More information on how to adopt the Halo Code, can be found here.
Introduction of 'People' category at The Fashion Awards
The Fashion Awards 2020 honoured and celebrate the designers, brands, creatives and individuals who have created positive change within the fashion industry this year; from those who bravely faced this challenging period with pro-active responses to the global pandemic, showed leadership and creative resilience, to the ones who stood up against prejudice within the fashion industry and fight for change.
Caroline Rush, BFC CEO becomes Creative Ally Champion as part of BBC Creative Allies Tool launch
The BBC’s Creative Diversity Unit, led by June Sarpong launched the Creative Allies Initiative, uniting organisations inside and outside the creative industry to promote the concept of allyship. Caroline Rush, BFC CEO is amongst a number of Creative Ally Champions who have all pledged to develop the next generation of creative leaders from backgrounds that are currently underrepresented in their organisations. Additionally, the leaders pledged to demonstrating their commitment to inclusion through the promotion of allyship, which is where people - at any level in an organisation - can support colleagues who may have had fewer advantages than them in life. The ambition is that many more leaders within the creative industry and beyond will also sign up as allies.
BFC’S IPF launches long term project to celebrate British black fashion & culture
The BFC’s Institute of Positive Fashion announce its second project, The Missing Thread, in partnership with the Black Oriented Legacy Development Agency.
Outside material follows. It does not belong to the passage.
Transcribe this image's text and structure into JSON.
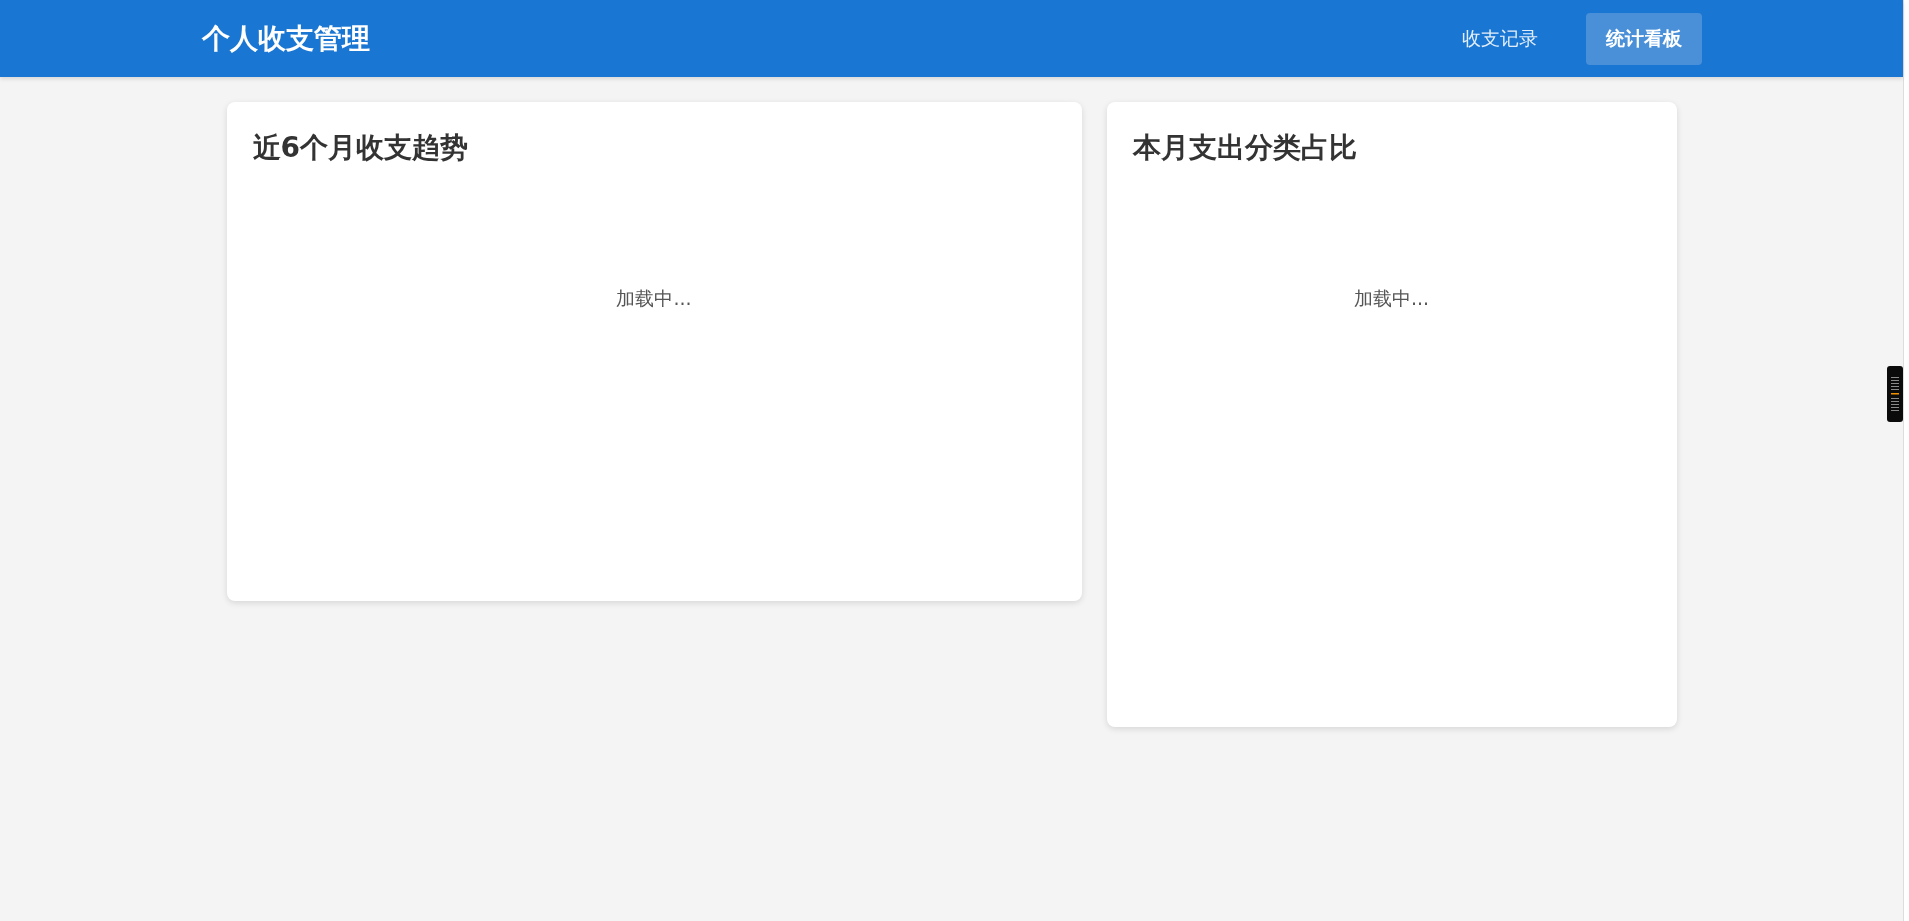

The project will celebrate British Black Fashion & Culture from 1975 to now through a series of programmed events, culminating in a major exhibition in summer 2022.
The fashion industry currently lacks a resource of vital Black British contributions from a cultural, design and socio-political perspective, having erased many important historical narratives. The cost of neglecting these stories is detrimental to the industry as a whole. Going forward, design knowledge and history must be taught with an appreciation and awareness of the cultural contributions of all races to the fabric of British society.
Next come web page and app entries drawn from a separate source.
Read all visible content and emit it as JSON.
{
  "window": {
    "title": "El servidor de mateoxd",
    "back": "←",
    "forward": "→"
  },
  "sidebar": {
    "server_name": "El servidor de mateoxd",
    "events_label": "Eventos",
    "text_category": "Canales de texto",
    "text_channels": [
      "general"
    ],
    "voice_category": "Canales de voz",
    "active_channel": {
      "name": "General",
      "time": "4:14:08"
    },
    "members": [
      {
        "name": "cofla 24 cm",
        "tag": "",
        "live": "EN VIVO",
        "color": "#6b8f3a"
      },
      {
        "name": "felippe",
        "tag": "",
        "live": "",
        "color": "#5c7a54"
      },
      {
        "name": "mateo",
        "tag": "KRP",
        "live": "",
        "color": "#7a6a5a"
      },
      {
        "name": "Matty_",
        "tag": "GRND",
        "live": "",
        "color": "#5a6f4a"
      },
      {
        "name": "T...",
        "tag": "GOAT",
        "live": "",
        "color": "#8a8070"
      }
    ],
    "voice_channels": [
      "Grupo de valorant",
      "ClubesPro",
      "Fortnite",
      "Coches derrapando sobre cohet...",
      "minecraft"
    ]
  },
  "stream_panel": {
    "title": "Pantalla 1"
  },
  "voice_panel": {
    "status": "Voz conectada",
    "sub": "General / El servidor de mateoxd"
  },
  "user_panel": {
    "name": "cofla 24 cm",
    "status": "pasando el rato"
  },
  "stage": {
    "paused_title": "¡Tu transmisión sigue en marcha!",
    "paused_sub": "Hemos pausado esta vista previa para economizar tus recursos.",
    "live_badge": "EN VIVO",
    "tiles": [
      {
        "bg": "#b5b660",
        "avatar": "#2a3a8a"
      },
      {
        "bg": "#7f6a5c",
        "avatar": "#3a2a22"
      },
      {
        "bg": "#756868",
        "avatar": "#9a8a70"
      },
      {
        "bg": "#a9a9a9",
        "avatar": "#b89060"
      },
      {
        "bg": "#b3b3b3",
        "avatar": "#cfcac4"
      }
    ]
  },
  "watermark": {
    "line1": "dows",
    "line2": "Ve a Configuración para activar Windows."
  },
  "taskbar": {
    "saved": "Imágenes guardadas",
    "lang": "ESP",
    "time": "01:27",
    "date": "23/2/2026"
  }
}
The project is inspired by Joe Casely-Hayford who paved the way for Black designers working in the UK today and altered the course of this trajectory. This project honours the powerful legacy that he left behind him.
Launch of the Diversity & Inclusion Steering Committee
British Fashion Council announced the Diversity & Inclusion Steering Committee, an essential part of its long-term plan to fight prejudice and discrimination and galvanise the industry into action. The Committee is made up of industry and BFC representatives and its role will be to address key challenges facing minority communities in gaining fair representation within the fashion industry.
The BFC has took a series of actions to fight prejudice and discriminations that include:
- The appointment of three new Non-Executive Directors to its Executive Board: Jamie Gill, Chief Executive Roksanda; June Sarpong OBE, Director of Creative Diversity BBC; Scott Morrison, Founder The Boom!
- The diversity monitoring of initiatives and business support programmes
- Hosting fortnightly calls with the Black, Asian and Minority Ethnic fashion community while developing its Diversity & Inclusion Steering Committee. The calls allowed participants to address challenges and start working on solutions and next steps for the industry. More than 200 industry professionals were invited to join the calls.
- The creation of a Diversity & Inclusion Internal Working Group whose role is to make sure it moves the D&I agenda forward internally with a yearlong strategy.